The food flavor can be any, suitable flavor provided the water activity is maintained at or below 0.4, preferably at or below 0.36, measured at 90 crystalline sugars and acid employed in the mix.
Spray dried flavors, normally fixed in malto-dextrin must be modified to reduce their water activity. We have found that 20-80% of a modified starch may replace a similar amount of malto-dextrin to produce suitable flavors having low water activity. A typical spray-dried flavor for use in this invention contains 30-60% modified food starch having a molecular weight in excess of 2,000, 30-60% malto-dextrin and flavorant.
A typical fixed flavor can be about 40% chemically modified food starch, about 40% malto-dextrin and about 20% lemon oil is mixed with 40% "N-LOC" modified starch manufactured by National Starch and 40% "LODEX" hydrolyzed corn syrup supplied by Amaizo, American Maize Products, Hammond, Ind. When mixed in an aqueous suspension or solution and spray dried there is produced a lemon flavor with a water activity below 0.36, most preferably below 0.34.
A dry mix composition may be prepared in the following manner. Minor ingredients such as vitamins, colors, buffers, sweetness enhancers and the anti-caking agent are added to the acid already placed in a ribbon mixer. The premix is blended for 20 minutes or more to obtain a uniform blend. Each ingredient is fed separately into the blender through a coarse screen which is used to distribute the material onto the surface of the acid.
The premix is then added with the major ingredients of sucrose and fructose and flavor, using Merrick™ Scale Feeders, to a continuous mixing screw where the ingredients are homogeneously blended without excessive handling which would produce fines. The dry mix is stored in large containers and transported, when needed, to packaging. Rough treatment of the prepared mix is avoided and the temperature and humidity of the ambient atmosphere are controlled to reduce exposure of the mix to moisture. The mix is packaged in depending on the product and its serving size.
The following examples which set forth several non-caking beverage mix formulations are intended to illustrate various embodiments of the invention but are not intended to limit the invention in any way.

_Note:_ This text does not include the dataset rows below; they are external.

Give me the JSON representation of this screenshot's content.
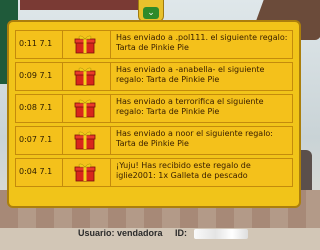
{
  "colors": {
    "panel": "#f1c419",
    "panel_border": "#ab7f0d",
    "text": "#3a2000",
    "arrow_button": "#2e8a2a"
  },
  "scroll_button": {
    "icon": "chevron-down-icon",
    "glyph": "⌄"
  },
  "notifications": [
    {
      "time": "0:11 7.1",
      "icon": "gift-icon",
      "message": "Has enviado a .pol111. el siguiente regalo: Tarta de Pinkie Pie"
    },
    {
      "time": "0:09 7.1",
      "icon": "gift-icon",
      "message": "Has enviado a -anabella- el siguiente regalo: Tarta de Pinkie Pie"
    },
    {
      "time": "0:08 7.1",
      "icon": "gift-icon",
      "message": "Has enviado a terrorifica el siguiente regalo: Tarta de Pinkie Pie"
    },
    {
      "time": "0:07 7.1",
      "icon": "gift-icon",
      "message": "Has enviado a noor el siguiente regalo: Tarta de Pinkie Pie"
    },
    {
      "time": "0:04 7.1",
      "icon": "gift-icon",
      "message": "¡Yuju! Has recibido este regalo de iglie2001: 1x Galleta de pescado"
    }
  ],
  "userbar": {
    "user_label": "Usuario: vendadora",
    "id_label": "ID:"
  }
}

__________________________________________________________________________ Example No. 1 2 3 4 5 6 FlavorIngredients (wt. %) Lemonade Orange Punch Grape Lemon Cherry__________________________________________________________________________Crystalline Sucrose 77 77 81 81 79 81Coarse Fructose 14 14 14 16 17 16Flavor extruded in 1 1 -- -- -- --amorphous carbohydrate(Aw less than 0.34)Spray Dried Flavor -- -- 0.6 0.28 0.32 0.4(Aw less than 0.34)Crystallized 6.9 5.4 3.9 2.4 3.1 2.4Citric AcidAlkalineAnti-caking AgentMagnesium Oxide 0.3 -- 0.2 -- -- --Calcium Silicate -- -- 0.09 -- -- --Neutral or AcidicAnti-caking AgentTricalcium phosphate -- 0.3 -- 0.3 0.3 0.3Tricalcium citrate -- 0.15 -- -- -- --Buffer, color trace trace trace trace trace tracevitamins, cloud,flavor and enhancers__________________________________________________________________________
It can be seen that alkaline flow agents can be employed provided the acid level is maintained above 3.0% by weight. The spray dried flavors, which may contain 2-8% moisture, can contribute about one half the water content of the mix, were found to produce non-caking products on storage and use.